This should have been simple, I applied my same system that I used for every baby related purchase:
- Make a new page on my spreadsheet, entitled “baby monitors”
- List every baby monitor that has ever existed and been sold in
- Panic about how many there are
- Read reviews of every single item on my list, making notes of particularly salient points on said spreadsheet
- Delete every monitor with a bad review
- Reinstate monitors with bad reviews which don’t appear to be justified
- Attempt to look up safety records
- Re-read reviews
- Go to shop and attempt to view each monitor
- Speak to 10 people and ask for their views
- Post in a forum about baby monitors asking for views on your top 10
- Check Kiddiecare website regularly to see which baby monitor is selling quickest
- Order remaining baby monitors in order of price
- Finalise decision
- Purchase baby monitor and learn to use it
Unfortunately on this occasion I didn’t get to the end of my 15 step programme before my baby arrived (…and he was 12 days late…)
During my NCT course our teacher had advised that baby monitors were largely unnecessary if you lived in a flat as you would be able to hear the baby.
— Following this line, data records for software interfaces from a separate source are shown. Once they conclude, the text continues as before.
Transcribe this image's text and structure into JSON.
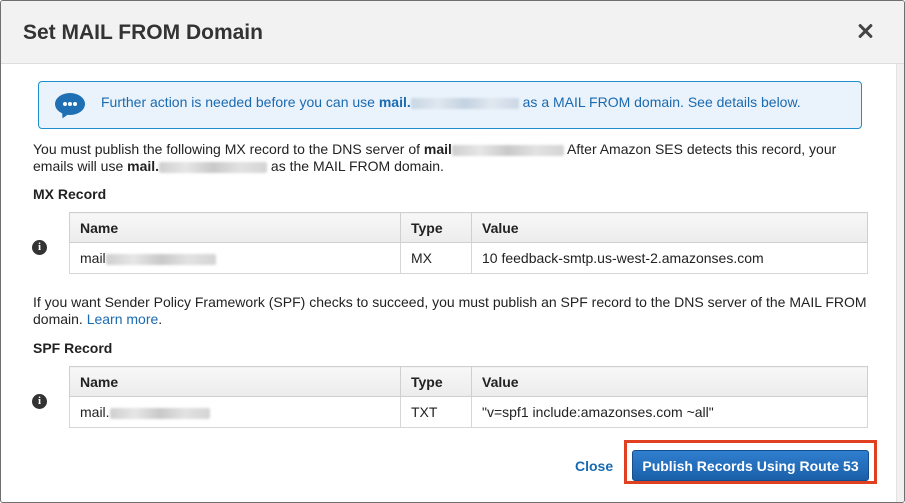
{
  "dialog": {
    "title": "Set MAIL FROM Domain",
    "close_icon": "close-icon"
  },
  "notice": {
    "icon": "chat-bubble-icon",
    "text_before": "Further action is needed before you can use ",
    "domain": "mail.",
    "text_after": " as a MAIL FROM domain. See details below."
  },
  "mx_intro": {
    "part1": "You must publish the following MX record to the DNS server of ",
    "domain1": "mail",
    "part2": " After Amazon SES detects this record, your",
    "part3": "emails will use ",
    "domain2": "mail.",
    "part4": " as the MAIL FROM domain."
  },
  "mx_section": {
    "title": "MX Record",
    "columns": [
      "Name",
      "Type",
      "Value"
    ],
    "row": {
      "name": "mail",
      "type": "MX",
      "value": "10 feedback-smtp.us-west-2.amazonses.com"
    }
  },
  "spf_intro": {
    "text": "If you want Sender Policy Framework (SPF) checks to succeed, you must publish an SPF record to the DNS server of the MAIL FROM",
    "text2": "domain.",
    "link": "Learn more",
    "end": "."
  },
  "spf_section": {
    "title": "SPF Record",
    "columns": [
      "Name",
      "Type",
      "Value"
    ],
    "row": {
      "name": "mail.",
      "type": "TXT",
      "value": "\"v=spf1 include:amazonses.com ~all\""
    }
  },
  "footer": {
    "close_label": "Close",
    "publish_label": "Publish Records Using Route 53"
  },
  "colors": {
    "accent": "#1a6ab0",
    "highlight": "#e0401f",
    "notice_bg": "#eaf3fb"
  }
}
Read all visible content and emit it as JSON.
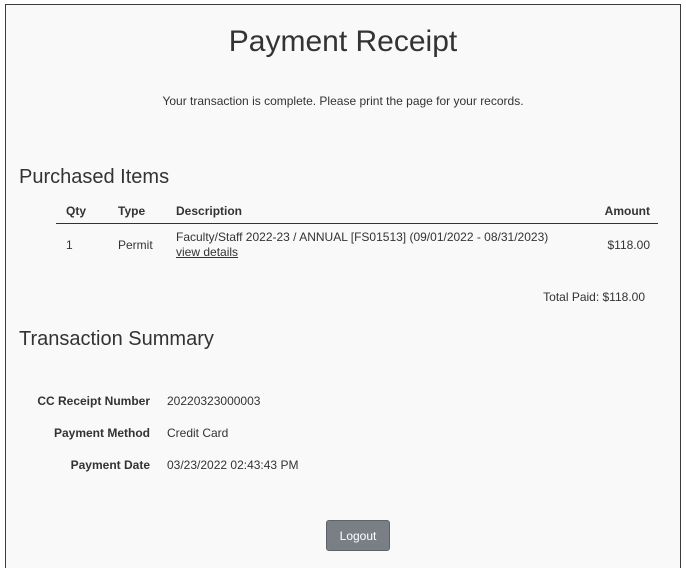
{
  "header": {
    "title": "Payment Receipt",
    "notice": "Your transaction is complete. Please print the page for your records."
  },
  "purchased_items": {
    "section_title": "Purchased Items",
    "columns": {
      "qty": "Qty",
      "type": "Type",
      "description": "Description",
      "amount": "Amount"
    },
    "rows": [
      {
        "qty": "1",
        "type": "Permit",
        "description": "Faculty/Staff 2022-23 / ANNUAL [FS01513] (09/01/2022 - 08/31/2023)",
        "link_label": "view details",
        "amount": "$118.00"
      }
    ],
    "total_paid": "Total Paid: $118.00"
  },
  "transaction_summary": {
    "section_title": "Transaction Summary",
    "fields": [
      {
        "label": "CC Receipt Number",
        "value": "20220323000003"
      },
      {
        "label": "Payment Method",
        "value": "Credit Card"
      },
      {
        "label": "Payment Date",
        "value": "03/23/2022 02:43:43 PM"
      }
    ]
  },
  "actions": {
    "logout_label": "Logout"
  },
  "colors": {
    "background": "#f9f9f9",
    "text": "#333333",
    "button": "#7a7f86"
  }
}
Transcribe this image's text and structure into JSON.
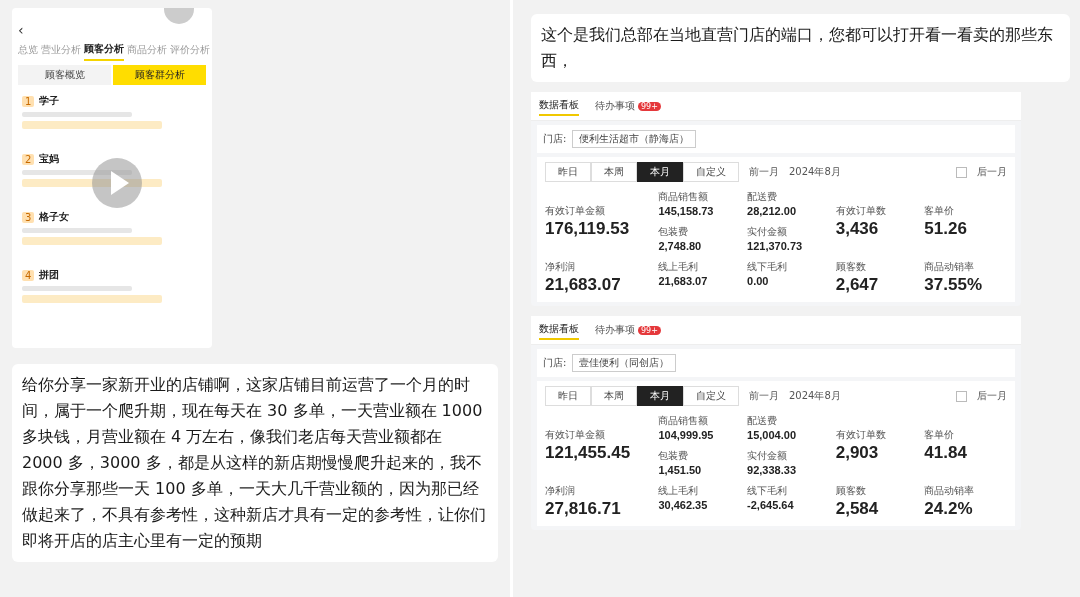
{
  "left_pane": {
    "phone_screenshot": {
      "back": "‹",
      "tabs": [
        {
          "label": "总览",
          "selected": false
        },
        {
          "label": "营业分析",
          "selected": false
        },
        {
          "label": "顾客分析",
          "selected": true
        },
        {
          "label": "商品分析",
          "selected": false
        },
        {
          "label": "评价分析",
          "selected": false
        }
      ],
      "segments": [
        {
          "label": "顾客概览",
          "selected": false
        },
        {
          "label": "顾客群分析",
          "selected": true
        }
      ],
      "groups": [
        {
          "rank": "1",
          "name": "学子"
        },
        {
          "rank": "2",
          "name": "宝妈"
        },
        {
          "rank": "3",
          "name": "格子女"
        },
        {
          "rank": "4",
          "name": "拼团"
        }
      ]
    },
    "message": "给你分享一家新开业的店铺啊，这家店铺目前运营了一个月的时间，属于一个爬升期，现在每天在 30 多单，一天营业额在 1000 多块钱，月营业额在 4 万左右，像我们老店每天营业额都在 2000 多，3000 多，都是从这样的新店期慢慢爬升起来的，我不跟你分享那些一天 100 多单，一天大几千营业额的，因为那已经做起来了，不具有参考性，这种新店才具有一定的参考性，让你们即将开店的店主心里有一定的预期"
  },
  "right_pane": {
    "message": "这个是我们总部在当地直营门店的端口，您都可以打开看一看卖的那些东西，",
    "dashboards": [
      {
        "tabs": [
          {
            "label": "数据看板",
            "selected": true
          },
          {
            "label": "待办事项",
            "selected": false,
            "badge": "99+"
          }
        ],
        "store_label": "门店:",
        "store": "便利生活超市（静海店）",
        "periods": [
          {
            "label": "昨日",
            "selected": false
          },
          {
            "label": "本周",
            "selected": false
          },
          {
            "label": "本月",
            "selected": true
          },
          {
            "label": "自定义",
            "selected": false
          }
        ],
        "prev": "前一月",
        "month": "2024年8月",
        "checked": false,
        "next": "后一月",
        "metrics": [
          {
            "label": "有效订单金额",
            "value": "176,119.53",
            "kind": "large"
          },
          {
            "label": "商品销售额",
            "value": "145,158.73",
            "kind": "small"
          },
          {
            "label": "配送费",
            "value": "28,212.00",
            "kind": "small"
          },
          {
            "label": "有效订单数",
            "value": "3,436",
            "kind": "large"
          },
          {
            "label": "客单价",
            "value": "51.26",
            "kind": "large"
          },
          {
            "label": "包装费",
            "value": "2,748.80",
            "kind": "small"
          },
          {
            "label": "实付金额",
            "value": "121,370.73",
            "kind": "small"
          },
          {
            "label": "净利润",
            "value": "21,683.07",
            "kind": "large"
          },
          {
            "label": "线上毛利",
            "value": "21,683.07",
            "kind": "small"
          },
          {
            "label": "线下毛利",
            "value": "0.00",
            "kind": "small"
          },
          {
            "label": "顾客数",
            "value": "2,647",
            "kind": "large"
          },
          {
            "label": "商品动销率",
            "value": "37.55%",
            "kind": "large"
          }
        ]
      },
      {
        "tabs": [
          {
            "label": "数据看板",
            "selected": true
          },
          {
            "label": "待办事项",
            "selected": false,
            "badge": "99+"
          }
        ],
        "store_label": "门店:",
        "store": "壹佳便利（同创店）",
        "periods": [
          {
            "label": "昨日",
            "selected": false
          },
          {
            "label": "本周",
            "selected": false
          },
          {
            "label": "本月",
            "selected": true
          },
          {
            "label": "自定义",
            "selected": false
          }
        ],
        "prev": "前一月",
        "month": "2024年8月",
        "checked": false,
        "next": "后一月",
        "metrics": [
          {
            "label": "有效订单金额",
            "value": "121,455.45",
            "kind": "large"
          },
          {
            "label": "商品销售额",
            "value": "104,999.95",
            "kind": "small"
          },
          {
            "label": "配送费",
            "value": "15,004.00",
            "kind": "small"
          },
          {
            "label": "有效订单数",
            "value": "2,903",
            "kind": "large"
          },
          {
            "label": "客单价",
            "value": "41.84",
            "kind": "large"
          },
          {
            "label": "包装费",
            "value": "1,451.50",
            "kind": "small"
          },
          {
            "label": "实付金额",
            "value": "92,338.33",
            "kind": "small"
          },
          {
            "label": "净利润",
            "value": "27,816.71",
            "kind": "large"
          },
          {
            "label": "线上毛利",
            "value": "30,462.35",
            "kind": "small"
          },
          {
            "label": "线下毛利",
            "value": "-2,645.64",
            "kind": "small"
          },
          {
            "label": "顾客数",
            "value": "2,584",
            "kind": "large"
          },
          {
            "label": "商品动销率",
            "value": "24.2%",
            "kind": "large"
          }
        ]
      }
    ]
  }
}
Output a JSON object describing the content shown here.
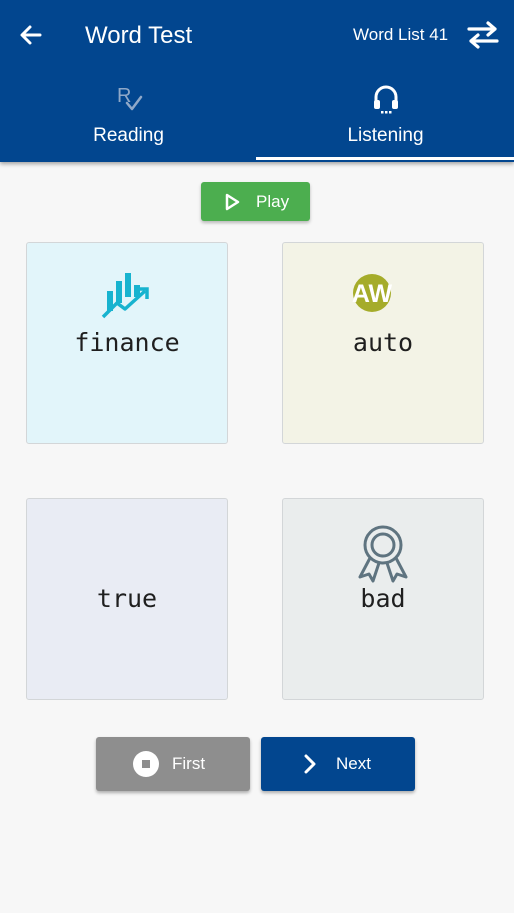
{
  "header": {
    "title": "Word Test",
    "word_list": "Word List 41",
    "back_icon": "arrow-left-icon",
    "swap_icon": "swap-arrows-icon"
  },
  "tabs": [
    {
      "label": "Reading",
      "icon": "reading-icon",
      "selected": false
    },
    {
      "label": "Listening",
      "icon": "headphones-icon",
      "selected": true
    }
  ],
  "play": {
    "label": "Play",
    "icon": "play-icon"
  },
  "cards": [
    {
      "word": "finance",
      "icon": "finance-chart-icon"
    },
    {
      "word": "auto",
      "icon": "aw-badge-icon",
      "icon_text": "AW"
    },
    {
      "word": "true"
    },
    {
      "word": "bad",
      "icon": "award-ribbon-icon"
    }
  ],
  "buttons": {
    "first_label": "First",
    "next_label": "Next"
  },
  "colors": {
    "primary": "#02468f",
    "play": "#4cae4f",
    "finance_icon": "#17b3cf",
    "aw_icon": "#a5ac2a",
    "award_icon": "#5f7480",
    "reading_icon": "#8fa8c8"
  }
}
Naturally we, the group, disagreed. My own preference was for a monitor which had a pad under the mattress to monitor breathing, but others were adamant that they had to have video monitors. We all had valid reasons, mine being how could I be assured that the baby was breathing if I didn’t have this? I had never held a baby at this point, I assumed that this was an essential and therefore made me a good parent (surely with a video monitor I would have to watch constantly to check baby was still breathing…very time consuming and difficult when I will of course be doing many other vital and important things…)
Naturally I didn’t have the monitor by the time the baby was born (it was a lot of money and despite all my research the Turk was not convinced we needed to spend quite so much…
In fairness the NCT teacher did have a point, at the time we were living in 2 rooms right next to each other, even when not in the bedroom I could hear Jem breathing (he was, and still is, rather wheezy when he sleeps.)
However, we would one day be using more of our 5 bedroom house (you see I still had faith) so I persisted in my plan to buy a baby monitor. My priorities had changed by this point…having passed the 4 month point I was a lot more relaxed about breathing (the baby rarely slept more than 2 hours at a time…I got over it and cared more about sleeping) and I was anxious to move into our real bedroom, and more importantly shift the baby into his.
I redid the process.
Only with a baby it went more like this:
- Google “baby monitor with lullabies”
- Pick the top one
- Attend shop to buy it
- Discover that Tomy actually make a variety of these…
- Return home and read reviews on all Tomy baby monitors
- Debate between 2 for 2 weeks until the Turk says “just buy one and stop asking me what I think, I don’t care I can’t tell the difference between them”
- Order said baby monitor online
- Stress about whether it is the right one until it arrives…
First night of using baby monitor I put Jem into his moses basket awake (the Holy Grail of baby sleep), put the lullabies on, and he fell asleep…
…Love my baby monitor….
…Never worked again.
In short, what I have learned is this:
- It is possible to overthink baby related purchases
- Of course you want the best for your baby (I’ll tell you about the saga of the car seat another time) and what you buy should be right for you
- What is right for you isn’t necessarily right for someone else
- You will always worry, no matter what you buy
- Just because the first time you play your baby electronic lullabies results in instant sleepage does not mean this will be repeated…ever…again
What the NCT teacher did point out to me was that if I was so bothered about checking baby’s breathing I should probably go on a First Aid course to check that I would know what to do should breathing stop…I did a first aid course and would thoroughly recommend to all.